> [HOW TO COMPLETE THIS TASK]
Whenever a line in the data below includes the string "image", copy it out.

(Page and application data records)
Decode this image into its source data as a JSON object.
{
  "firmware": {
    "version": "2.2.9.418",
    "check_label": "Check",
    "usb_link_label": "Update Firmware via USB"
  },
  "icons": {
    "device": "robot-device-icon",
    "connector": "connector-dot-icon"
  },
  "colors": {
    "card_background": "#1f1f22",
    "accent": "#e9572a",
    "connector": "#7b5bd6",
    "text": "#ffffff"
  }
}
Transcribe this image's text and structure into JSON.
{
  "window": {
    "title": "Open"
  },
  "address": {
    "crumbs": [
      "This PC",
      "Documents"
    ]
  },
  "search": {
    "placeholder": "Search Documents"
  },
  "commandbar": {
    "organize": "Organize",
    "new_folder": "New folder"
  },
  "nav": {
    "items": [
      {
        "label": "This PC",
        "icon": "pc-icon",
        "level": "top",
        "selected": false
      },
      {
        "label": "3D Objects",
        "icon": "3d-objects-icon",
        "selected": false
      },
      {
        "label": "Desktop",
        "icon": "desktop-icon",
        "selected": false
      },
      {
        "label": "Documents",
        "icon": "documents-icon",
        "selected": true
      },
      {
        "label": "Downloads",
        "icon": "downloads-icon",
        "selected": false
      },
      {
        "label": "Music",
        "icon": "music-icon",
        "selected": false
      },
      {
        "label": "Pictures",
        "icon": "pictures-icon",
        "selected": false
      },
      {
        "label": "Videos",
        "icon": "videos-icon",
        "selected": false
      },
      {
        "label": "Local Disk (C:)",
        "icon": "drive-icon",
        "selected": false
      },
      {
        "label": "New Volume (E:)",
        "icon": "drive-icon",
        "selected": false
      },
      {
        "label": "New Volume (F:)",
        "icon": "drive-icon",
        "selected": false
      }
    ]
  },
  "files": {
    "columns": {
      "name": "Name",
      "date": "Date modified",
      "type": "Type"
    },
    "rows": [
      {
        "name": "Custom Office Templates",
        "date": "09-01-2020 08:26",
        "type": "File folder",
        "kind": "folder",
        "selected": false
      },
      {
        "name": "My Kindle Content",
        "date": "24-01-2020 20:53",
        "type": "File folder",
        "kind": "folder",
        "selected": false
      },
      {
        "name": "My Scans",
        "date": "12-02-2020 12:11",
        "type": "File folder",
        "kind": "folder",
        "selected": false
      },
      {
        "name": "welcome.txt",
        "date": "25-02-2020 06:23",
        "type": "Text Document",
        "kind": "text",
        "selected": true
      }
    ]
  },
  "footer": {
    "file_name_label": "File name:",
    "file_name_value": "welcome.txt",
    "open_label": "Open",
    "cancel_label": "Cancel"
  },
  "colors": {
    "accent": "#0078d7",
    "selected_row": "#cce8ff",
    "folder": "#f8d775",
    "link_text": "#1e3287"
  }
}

> [EXERCISE ANSWER]
Decode this image into its source data as a JSON object.
Transcribe this image's text and structure into JSON.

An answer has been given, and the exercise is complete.